Exercise instructions: Filter the listing below, keeping only the lines with the word "результатов".
Top of Listed entries
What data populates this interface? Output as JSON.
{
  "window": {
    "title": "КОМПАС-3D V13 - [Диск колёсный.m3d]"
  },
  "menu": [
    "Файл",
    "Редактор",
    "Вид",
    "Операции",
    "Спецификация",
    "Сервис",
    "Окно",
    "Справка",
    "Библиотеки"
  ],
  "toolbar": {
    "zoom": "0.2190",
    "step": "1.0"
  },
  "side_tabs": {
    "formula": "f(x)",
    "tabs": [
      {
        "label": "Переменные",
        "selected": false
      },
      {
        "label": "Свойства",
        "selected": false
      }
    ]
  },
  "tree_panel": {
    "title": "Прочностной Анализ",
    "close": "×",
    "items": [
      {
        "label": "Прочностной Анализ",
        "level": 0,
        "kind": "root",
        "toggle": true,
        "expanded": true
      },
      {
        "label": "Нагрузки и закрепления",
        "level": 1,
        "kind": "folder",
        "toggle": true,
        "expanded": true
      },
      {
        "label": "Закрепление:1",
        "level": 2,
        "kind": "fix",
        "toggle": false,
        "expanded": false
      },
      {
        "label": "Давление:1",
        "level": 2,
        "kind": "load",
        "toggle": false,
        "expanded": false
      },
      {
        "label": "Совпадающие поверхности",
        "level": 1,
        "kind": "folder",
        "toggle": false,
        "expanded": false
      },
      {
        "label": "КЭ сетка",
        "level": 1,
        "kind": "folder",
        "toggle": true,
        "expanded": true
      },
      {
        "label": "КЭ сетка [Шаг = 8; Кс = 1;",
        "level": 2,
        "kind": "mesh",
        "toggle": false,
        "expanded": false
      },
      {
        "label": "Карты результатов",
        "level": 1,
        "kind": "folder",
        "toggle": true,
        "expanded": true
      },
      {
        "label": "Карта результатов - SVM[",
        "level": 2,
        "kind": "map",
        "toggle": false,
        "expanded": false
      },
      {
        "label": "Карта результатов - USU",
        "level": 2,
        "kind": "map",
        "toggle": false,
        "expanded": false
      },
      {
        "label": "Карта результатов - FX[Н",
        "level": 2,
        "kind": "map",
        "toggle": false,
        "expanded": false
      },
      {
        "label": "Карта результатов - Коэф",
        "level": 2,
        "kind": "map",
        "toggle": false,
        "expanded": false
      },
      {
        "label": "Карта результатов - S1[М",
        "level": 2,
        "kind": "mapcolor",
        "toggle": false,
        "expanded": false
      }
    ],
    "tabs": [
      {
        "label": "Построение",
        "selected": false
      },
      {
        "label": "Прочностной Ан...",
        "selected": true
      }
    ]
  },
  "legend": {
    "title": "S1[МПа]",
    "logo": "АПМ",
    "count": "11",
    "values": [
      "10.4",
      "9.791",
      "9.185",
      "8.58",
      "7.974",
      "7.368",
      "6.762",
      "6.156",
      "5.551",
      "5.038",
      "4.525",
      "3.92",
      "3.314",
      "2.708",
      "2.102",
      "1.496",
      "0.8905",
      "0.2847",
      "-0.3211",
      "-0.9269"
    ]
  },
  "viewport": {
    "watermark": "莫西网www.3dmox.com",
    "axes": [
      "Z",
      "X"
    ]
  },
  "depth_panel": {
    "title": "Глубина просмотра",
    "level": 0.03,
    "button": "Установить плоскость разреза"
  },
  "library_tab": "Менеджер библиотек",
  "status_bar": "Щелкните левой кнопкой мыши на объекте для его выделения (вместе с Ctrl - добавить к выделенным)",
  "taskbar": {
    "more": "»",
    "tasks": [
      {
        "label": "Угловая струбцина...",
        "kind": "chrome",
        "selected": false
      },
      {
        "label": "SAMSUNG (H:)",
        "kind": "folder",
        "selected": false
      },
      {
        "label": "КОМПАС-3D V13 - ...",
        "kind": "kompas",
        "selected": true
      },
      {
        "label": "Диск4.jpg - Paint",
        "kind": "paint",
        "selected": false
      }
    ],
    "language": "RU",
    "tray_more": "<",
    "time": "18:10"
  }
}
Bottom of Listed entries
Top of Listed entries
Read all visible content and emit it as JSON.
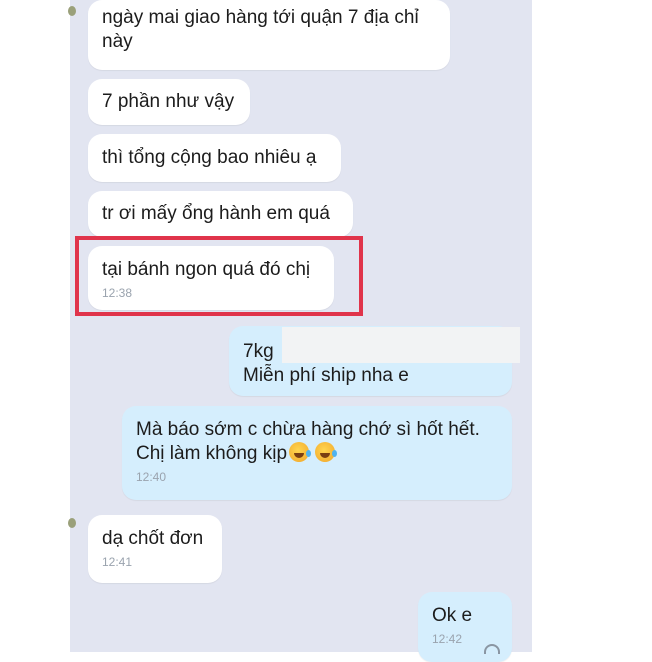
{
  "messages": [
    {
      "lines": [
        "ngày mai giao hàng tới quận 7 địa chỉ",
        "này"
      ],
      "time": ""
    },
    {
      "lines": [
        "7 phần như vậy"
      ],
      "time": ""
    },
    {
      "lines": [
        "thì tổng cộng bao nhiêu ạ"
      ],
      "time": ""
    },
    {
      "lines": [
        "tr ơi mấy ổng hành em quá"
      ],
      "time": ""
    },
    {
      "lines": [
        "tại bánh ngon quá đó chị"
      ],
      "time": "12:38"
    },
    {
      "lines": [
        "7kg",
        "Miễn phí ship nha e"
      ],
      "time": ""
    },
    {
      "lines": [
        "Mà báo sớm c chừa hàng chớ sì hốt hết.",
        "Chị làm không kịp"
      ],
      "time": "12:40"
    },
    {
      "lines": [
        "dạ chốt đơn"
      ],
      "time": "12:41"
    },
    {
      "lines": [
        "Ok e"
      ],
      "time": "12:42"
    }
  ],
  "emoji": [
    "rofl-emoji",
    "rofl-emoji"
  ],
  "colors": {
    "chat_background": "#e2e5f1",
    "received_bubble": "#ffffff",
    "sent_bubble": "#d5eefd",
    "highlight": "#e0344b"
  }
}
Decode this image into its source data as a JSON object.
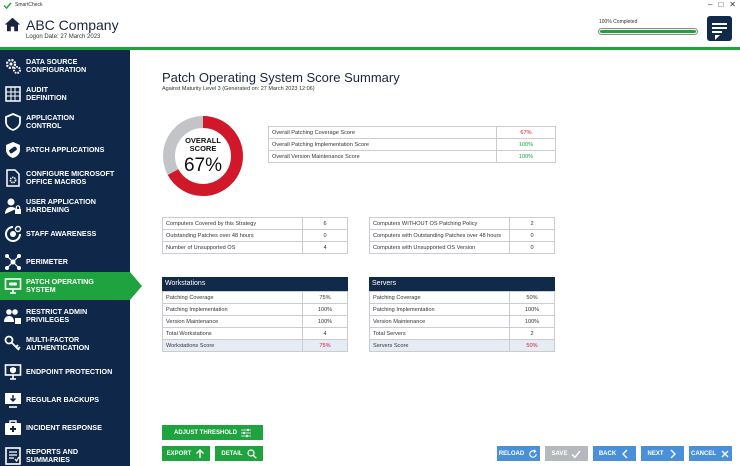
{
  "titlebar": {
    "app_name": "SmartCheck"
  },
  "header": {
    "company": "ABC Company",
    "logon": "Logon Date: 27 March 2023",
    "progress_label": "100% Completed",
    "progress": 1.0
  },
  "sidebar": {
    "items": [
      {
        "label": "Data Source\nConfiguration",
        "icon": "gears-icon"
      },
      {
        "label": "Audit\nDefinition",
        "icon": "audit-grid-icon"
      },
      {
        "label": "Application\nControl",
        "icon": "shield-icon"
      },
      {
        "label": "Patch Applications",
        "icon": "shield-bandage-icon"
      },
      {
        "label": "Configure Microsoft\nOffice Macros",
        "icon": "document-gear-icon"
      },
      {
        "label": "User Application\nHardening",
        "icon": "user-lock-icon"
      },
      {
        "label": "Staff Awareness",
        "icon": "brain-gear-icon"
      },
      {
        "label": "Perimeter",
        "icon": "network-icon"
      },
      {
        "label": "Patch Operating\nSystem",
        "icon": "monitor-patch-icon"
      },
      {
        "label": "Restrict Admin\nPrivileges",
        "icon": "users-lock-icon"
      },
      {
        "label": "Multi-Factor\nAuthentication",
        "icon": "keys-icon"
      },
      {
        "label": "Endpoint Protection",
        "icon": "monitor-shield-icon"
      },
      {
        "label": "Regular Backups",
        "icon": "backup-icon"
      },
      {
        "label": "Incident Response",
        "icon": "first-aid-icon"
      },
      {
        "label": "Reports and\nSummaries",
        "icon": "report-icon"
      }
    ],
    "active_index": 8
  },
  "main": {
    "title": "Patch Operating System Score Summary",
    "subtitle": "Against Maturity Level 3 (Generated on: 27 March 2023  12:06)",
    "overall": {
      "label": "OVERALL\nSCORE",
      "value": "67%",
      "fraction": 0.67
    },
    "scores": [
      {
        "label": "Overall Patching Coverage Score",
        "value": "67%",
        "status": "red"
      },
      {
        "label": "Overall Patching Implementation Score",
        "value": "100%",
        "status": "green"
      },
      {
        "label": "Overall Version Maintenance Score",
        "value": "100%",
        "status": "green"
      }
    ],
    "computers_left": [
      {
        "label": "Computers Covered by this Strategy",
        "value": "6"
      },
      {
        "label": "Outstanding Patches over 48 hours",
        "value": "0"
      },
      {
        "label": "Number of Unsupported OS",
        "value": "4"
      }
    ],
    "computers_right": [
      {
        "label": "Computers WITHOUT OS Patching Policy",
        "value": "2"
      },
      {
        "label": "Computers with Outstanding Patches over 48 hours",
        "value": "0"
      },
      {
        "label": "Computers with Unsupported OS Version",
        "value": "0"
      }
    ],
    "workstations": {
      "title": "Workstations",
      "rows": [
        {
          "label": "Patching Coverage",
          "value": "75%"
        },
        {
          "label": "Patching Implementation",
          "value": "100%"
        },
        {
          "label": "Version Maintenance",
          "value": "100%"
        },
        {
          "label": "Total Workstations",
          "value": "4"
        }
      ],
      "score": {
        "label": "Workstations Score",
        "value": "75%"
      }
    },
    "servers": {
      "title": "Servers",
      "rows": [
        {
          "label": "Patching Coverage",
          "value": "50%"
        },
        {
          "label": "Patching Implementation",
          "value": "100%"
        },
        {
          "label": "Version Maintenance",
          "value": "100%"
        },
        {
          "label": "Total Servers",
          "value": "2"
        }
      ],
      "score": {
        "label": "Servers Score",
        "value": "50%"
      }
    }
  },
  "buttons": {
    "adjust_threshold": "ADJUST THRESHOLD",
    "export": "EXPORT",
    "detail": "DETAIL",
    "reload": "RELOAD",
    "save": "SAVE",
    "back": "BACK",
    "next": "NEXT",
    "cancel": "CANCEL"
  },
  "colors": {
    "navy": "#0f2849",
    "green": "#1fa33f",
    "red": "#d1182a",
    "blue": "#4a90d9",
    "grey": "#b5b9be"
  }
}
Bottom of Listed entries
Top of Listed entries
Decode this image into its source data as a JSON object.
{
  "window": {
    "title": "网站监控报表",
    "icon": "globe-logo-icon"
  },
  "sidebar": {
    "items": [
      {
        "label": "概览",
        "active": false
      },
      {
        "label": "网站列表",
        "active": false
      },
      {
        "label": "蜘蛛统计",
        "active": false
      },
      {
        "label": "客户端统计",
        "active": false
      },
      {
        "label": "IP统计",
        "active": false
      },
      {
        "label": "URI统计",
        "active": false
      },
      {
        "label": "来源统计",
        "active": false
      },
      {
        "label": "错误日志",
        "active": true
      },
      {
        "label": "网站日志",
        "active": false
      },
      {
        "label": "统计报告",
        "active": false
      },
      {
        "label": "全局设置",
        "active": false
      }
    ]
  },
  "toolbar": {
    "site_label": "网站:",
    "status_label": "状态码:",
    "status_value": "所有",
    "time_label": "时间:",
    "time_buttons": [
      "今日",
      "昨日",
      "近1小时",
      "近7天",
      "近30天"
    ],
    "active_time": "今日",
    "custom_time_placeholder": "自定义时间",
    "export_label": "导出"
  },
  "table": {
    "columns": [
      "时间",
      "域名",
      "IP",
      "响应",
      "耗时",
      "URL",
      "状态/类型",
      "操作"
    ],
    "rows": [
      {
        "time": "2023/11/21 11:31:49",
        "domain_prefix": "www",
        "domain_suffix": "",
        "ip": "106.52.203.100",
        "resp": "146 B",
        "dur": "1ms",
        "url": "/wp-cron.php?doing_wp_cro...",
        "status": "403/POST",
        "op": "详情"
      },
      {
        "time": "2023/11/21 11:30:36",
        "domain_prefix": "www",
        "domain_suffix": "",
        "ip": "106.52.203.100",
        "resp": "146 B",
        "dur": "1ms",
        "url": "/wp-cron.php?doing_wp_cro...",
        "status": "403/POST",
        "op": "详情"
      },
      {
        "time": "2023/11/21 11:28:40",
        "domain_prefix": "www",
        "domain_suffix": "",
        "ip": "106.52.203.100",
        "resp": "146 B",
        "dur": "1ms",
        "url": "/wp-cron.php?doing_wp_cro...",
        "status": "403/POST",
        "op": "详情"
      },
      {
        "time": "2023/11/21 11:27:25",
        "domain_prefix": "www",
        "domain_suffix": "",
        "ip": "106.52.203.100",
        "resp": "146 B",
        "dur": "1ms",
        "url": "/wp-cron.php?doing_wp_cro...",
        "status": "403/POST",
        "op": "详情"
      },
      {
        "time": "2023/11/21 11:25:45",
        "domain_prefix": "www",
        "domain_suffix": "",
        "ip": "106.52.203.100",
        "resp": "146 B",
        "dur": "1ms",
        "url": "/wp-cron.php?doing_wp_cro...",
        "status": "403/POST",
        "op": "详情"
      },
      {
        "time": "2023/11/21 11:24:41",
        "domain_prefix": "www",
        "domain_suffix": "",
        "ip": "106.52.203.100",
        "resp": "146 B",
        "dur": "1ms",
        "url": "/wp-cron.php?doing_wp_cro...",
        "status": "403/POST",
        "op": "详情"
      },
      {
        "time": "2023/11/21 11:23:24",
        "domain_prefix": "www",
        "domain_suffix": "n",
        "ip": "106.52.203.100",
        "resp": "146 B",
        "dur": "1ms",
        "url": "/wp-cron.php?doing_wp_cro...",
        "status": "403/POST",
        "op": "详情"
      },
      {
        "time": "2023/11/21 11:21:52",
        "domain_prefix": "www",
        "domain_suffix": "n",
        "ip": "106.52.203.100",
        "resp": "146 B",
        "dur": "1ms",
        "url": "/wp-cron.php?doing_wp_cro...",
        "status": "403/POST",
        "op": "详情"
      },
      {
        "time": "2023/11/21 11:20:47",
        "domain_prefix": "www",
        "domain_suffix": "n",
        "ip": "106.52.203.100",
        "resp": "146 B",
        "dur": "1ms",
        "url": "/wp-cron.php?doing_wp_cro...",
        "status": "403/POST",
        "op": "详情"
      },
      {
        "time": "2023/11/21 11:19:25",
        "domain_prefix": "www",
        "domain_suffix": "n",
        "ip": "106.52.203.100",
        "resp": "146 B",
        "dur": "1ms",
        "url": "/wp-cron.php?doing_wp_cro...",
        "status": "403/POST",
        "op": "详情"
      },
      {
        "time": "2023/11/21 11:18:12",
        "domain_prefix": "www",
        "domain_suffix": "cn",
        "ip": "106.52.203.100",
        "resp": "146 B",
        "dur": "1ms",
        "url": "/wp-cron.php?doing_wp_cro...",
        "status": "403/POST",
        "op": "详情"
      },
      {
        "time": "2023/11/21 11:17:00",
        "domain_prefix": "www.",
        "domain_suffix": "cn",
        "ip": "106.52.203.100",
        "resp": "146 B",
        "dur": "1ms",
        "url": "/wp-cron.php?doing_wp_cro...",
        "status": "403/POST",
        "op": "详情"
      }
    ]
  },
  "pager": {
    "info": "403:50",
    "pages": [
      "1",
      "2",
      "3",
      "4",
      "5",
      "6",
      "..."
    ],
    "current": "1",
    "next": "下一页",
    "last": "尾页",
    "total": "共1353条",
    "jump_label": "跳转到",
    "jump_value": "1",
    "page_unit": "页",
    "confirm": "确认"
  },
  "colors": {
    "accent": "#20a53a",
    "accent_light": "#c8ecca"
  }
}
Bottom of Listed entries
Result for this task:
        "label": "Карты результатов",
        "label": "Карта результатов - SVM[",
        "label": "Карта результатов - USU",
        "label": "Карта результатов - FX[Н",
        "label": "Карта результатов - Коэф",
        "label": "Карта результатов - S1[М",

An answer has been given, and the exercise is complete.